All trains, trains and buses in Melbourne fall under the myki smartcard system.
Street art. Fitzroy and Collingwood are well known for their street art, with murals and pieces spread around the suburb. The simplest way to discover it is by simply wandering through the backstreets — highlights include the Keith Haring mural on Johnstron Street , and streets of Gertrude St and Smith St in Collingwood.edit
Art galleries, . Fitzroy and Collingwood are also home to a large number of art galleries, studios and exhibition spaces.edit
Architecture. The area is also home to some of Melbourne's oldest buildings, with large areas of Fitzroy and Collingwood covered by heritage zoning rules and a high concentration of Victorian-era architecture.edit
Live music. The inner east is a hub for live music in Melbourne, with a number of popular venues including the Corner Hotel, The Old Bar, Bar Open and The Tote offering live shows almost any night of the week.edit
The Peoples Market, 64–68 Stanley Street, . Wednesday – Sunday 12 PM - 10 PM. is a summertime “everything goes” experience. A blend of entertainment, retail, food, booze, workshops, yoga, art, music, and market = everything goes.edit

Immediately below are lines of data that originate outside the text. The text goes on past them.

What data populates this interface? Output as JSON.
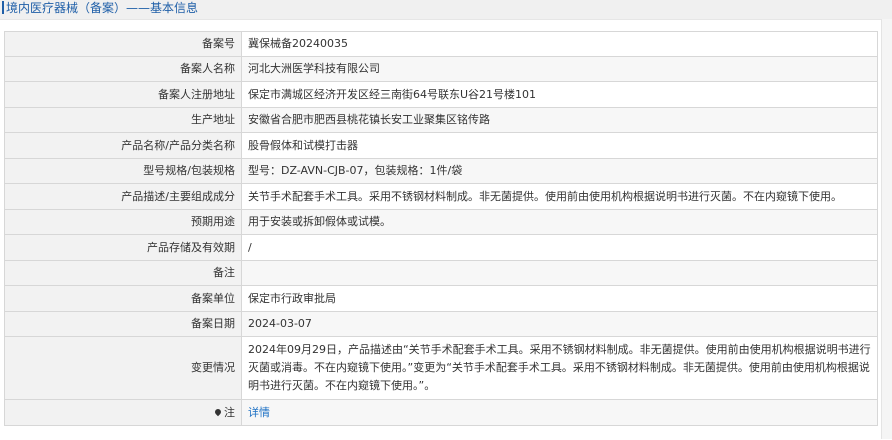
{
  "header": {
    "title": "境内医疗器械（备案）——基本信息"
  },
  "rows": [
    {
      "key": "备案号",
      "value": "冀保械备20240035"
    },
    {
      "key": "备案人名称",
      "value": "河北大洲医学科技有限公司"
    },
    {
      "key": "备案人注册地址",
      "value": "保定市满城区经济开发区经三南街64号联东U谷21号楼101"
    },
    {
      "key": "生产地址",
      "value": "安徽省合肥市肥西县桃花镇长安工业聚集区铭传路"
    },
    {
      "key": "产品名称/产品分类名称",
      "value": "股骨假体和试模打击器"
    },
    {
      "key": "型号规格/包装规格",
      "value": "型号：DZ-AVN-CJB-07，包装规格：1件/袋"
    },
    {
      "key": "产品描述/主要组成成分",
      "value": "关节手术配套手术工具。采用不锈钢材料制成。非无菌提供。使用前由使用机构根据说明书进行灭菌。不在内窥镜下使用。"
    },
    {
      "key": "预期用途",
      "value": "用于安装或拆卸假体或试模。"
    },
    {
      "key": "产品存储及有效期",
      "value": "/"
    },
    {
      "key": "备注",
      "value": ""
    },
    {
      "key": "备案单位",
      "value": "保定市行政审批局"
    },
    {
      "key": "备案日期",
      "value": "2024-03-07"
    },
    {
      "key": "变更情况",
      "value": "2024年09月29日，产品描述由“关节手术配套手术工具。采用不锈钢材料制成。非无菌提供。使用前由使用机构根据说明书进行灭菌或消毒。不在内窥镜下使用。”变更为“关节手术配套手术工具。采用不锈钢材料制成。非无菌提供。使用前由使用机构根据说明书进行灭菌。不在内窥镜下使用。”。"
    }
  ],
  "note": {
    "key": "注",
    "link": "详情"
  }
}
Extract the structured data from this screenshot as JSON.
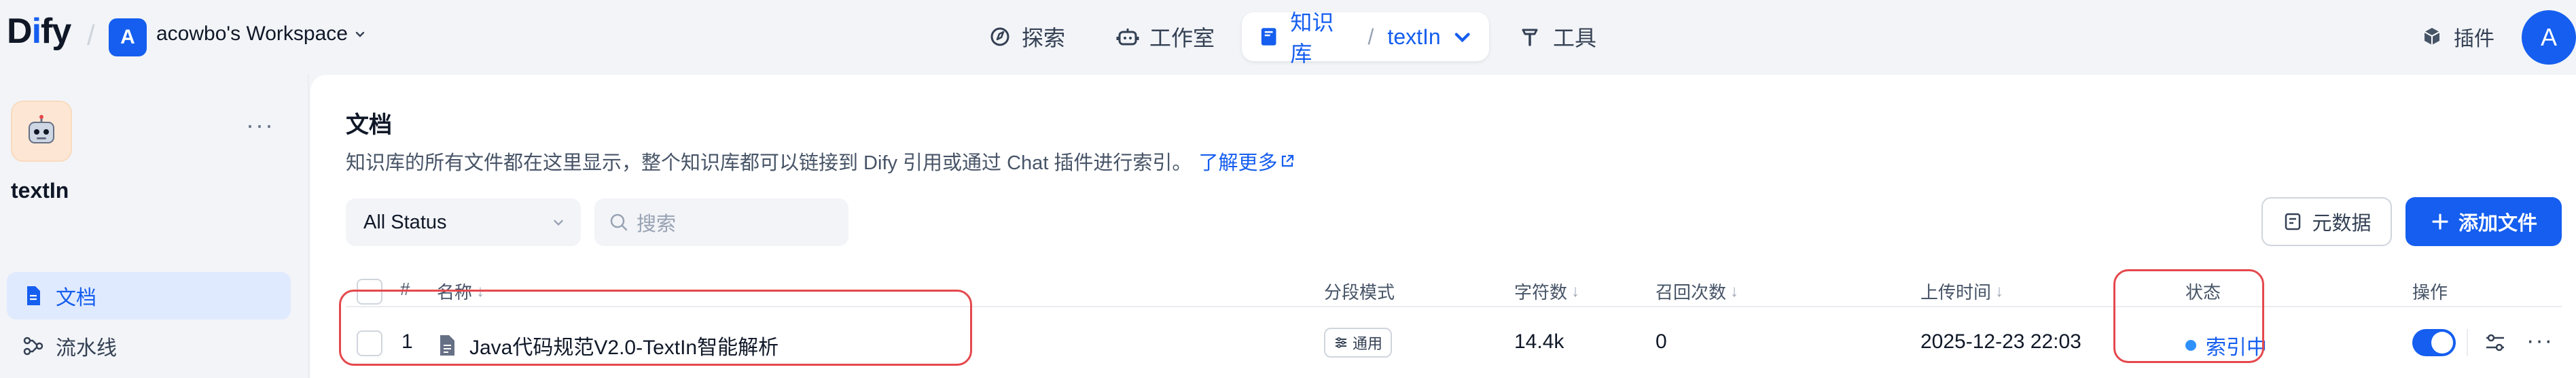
{
  "brand": {
    "logo_text_pre": "D",
    "logo_text_i": "i",
    "logo_text_post": "fy"
  },
  "workspace": {
    "avatar_letter": "A",
    "name": "acowbo's Workspace"
  },
  "nav": {
    "explore": "探索",
    "studio": "工作室",
    "knowledge": "知识库",
    "current_dataset": "textIn",
    "tools": "工具",
    "plugins": "插件"
  },
  "user": {
    "avatar_letter": "A"
  },
  "sidebar": {
    "dataset_name": "textIn",
    "items": [
      {
        "label": "文档",
        "active": true
      },
      {
        "label": "流水线",
        "active": false
      }
    ]
  },
  "main": {
    "title": "文档",
    "description": "知识库的所有文件都在这里显示，整个知识库都可以链接到 Dify 引用或通过 Chat 插件进行索引。",
    "learn_more": "了解更多",
    "filter": {
      "status_value": "All Status",
      "search_placeholder": "搜索"
    },
    "buttons": {
      "metadata": "元数据",
      "add_file": "添加文件"
    }
  },
  "table": {
    "headers": {
      "index": "#",
      "name": "名称",
      "mode": "分段模式",
      "chars": "字符数",
      "hits": "召回次数",
      "upload_time": "上传时间",
      "status": "状态",
      "actions": "操作"
    },
    "rows": [
      {
        "index": "1",
        "name": "Java代码规范V2.0-TextIn智能解析",
        "mode": "通用",
        "chars": "14.4k",
        "hits": "0",
        "upload_time": "2025-12-23 22:03",
        "status": "索引中",
        "enabled": true
      }
    ]
  },
  "colors": {
    "accent": "#155eef",
    "annotation": "#e5484d",
    "status_dot": "#2e90fa"
  }
}
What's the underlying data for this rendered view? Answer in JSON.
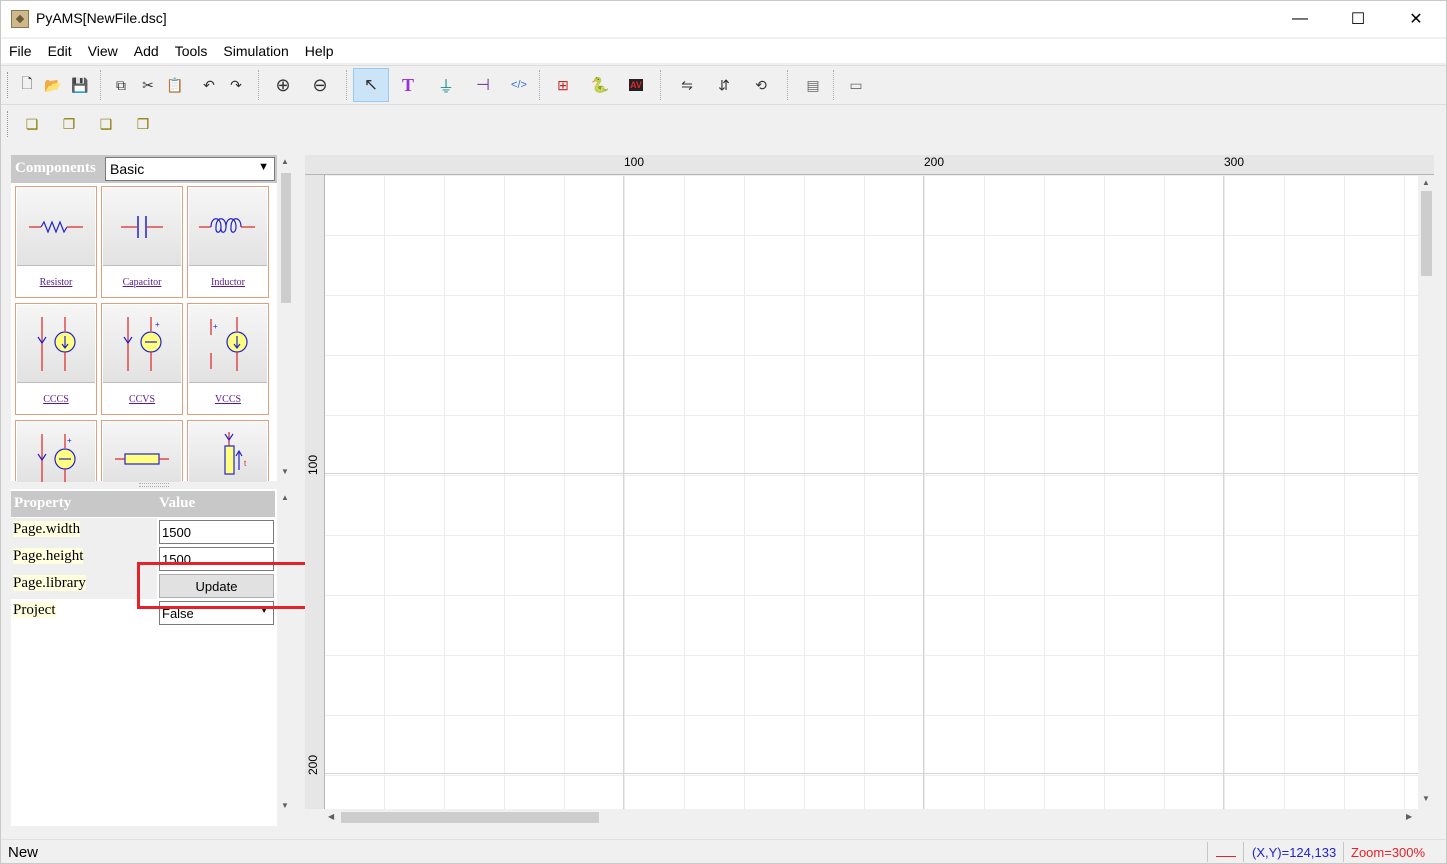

Bridge Rd, . Bridge Rd (esp Lennox St to Burnley St) contains a large number of fashion (clothing, shoe) stores. This area would compete with Chadstone for the title of fashion centre of Melbourne. Retailers tend to focus not so much on price as variety and quality.edit
Most restaurants are concentrated along Gertrude Street' and Brunswick Street, with the stretch of Johnston Street between Smith and Brunswick Streets also home to a number of new restaurants and bars. Prices are generally cheaper than other areas, with greater variety and generally good quality.
Little Creatures Dining Hall, 222 Brunswick St, ☎ (03) 9417 5500, . Mon-Thu 10am-11pm, Fri 10am-12am, Sat 8am-12am, Sun 8am-11pm. The Perth-based brewer's Melbourne outpost - big, open and family-friendly with a good range of local beer and wine.edit
Ladro, 224 Gertrude Street, ☎ (03) 9415 7575, . Popular Italian restaurant, with outstanding pizza and a laid back atmosphere.Pizzas $20-25.. edit
Cutler & Co., 55-57 Gertrude Street, ☎ (03) 9419 4888, . One of Melbourne's top-rated restaurants, a fine dining restaurant by local chef Andrew McConnell.edit
Mario's, 303 Brunswick Street, ☎ (03) 9417 3343, . A Brunswick Street landmark with a reputation for simple, traditional food and good coffee.edit
Charcoal Lane, 136 Gertrude Street, ☎ (03) 9418 3400, . Social enterprise restaurant serving modern Australian food to benefit local Aboriginal youth through hospitality training. Entree $15-20, Mains $25-35.. edit
Vegie Bar, 380 Brunswick St, ☎ +61 (03) 9417 6935, . Mon-Thu 11:00 am - 10:00 pm, Fri 11:00 am - 10:30pm, Sat-Sun 9:00 am - 10:00 pm. Bohemian vegetarian institution. Prices are average ($20-25 per meal, $15-20 for breakfast/lunch) with good servings. During peak times expect to wait up to 20 minutes for a table. edit
Mr Natural Vegetarian Pizza, 469 Brunswick St, ☎ +61 (03) 9481 7775, . Sun-Thu 5:30 pm - 10:00 pm, Fri-Sat 5:30 pm - 10:30pm. A tiny pizzeria away from the main Brunswick St restaurants, all manner of vegetarian/gluten free pizzas.edit
Trampoline Gelato, 381 Brunswick Street, ☎ +61 (03) 9415 8689, . 11am-11pm. The chain's first store, and a popular spot for dessert.edit
Fitzroy and Collingwood are both very gay friendly areas and with many gay clubs and bars. As previously mentioned, Fiztroy tends to be the "hipster" neighborhood of Melbourne, complete with soul cafes, fancy bars and wild clubs.
The Peel, 113 Wellington Street, ☎ +61 03 9419 4762, . All week 9:00 pm - 3:00 am. One of the more famous gay clubs of Melbourne, with a more relaxed crowd. However, the club is known to be quite harsh on straight guys and women. Women are forbidden from kissing (anyone) inside the club and there is generally two lines: one for Gay Guys and the other one for the rest. edit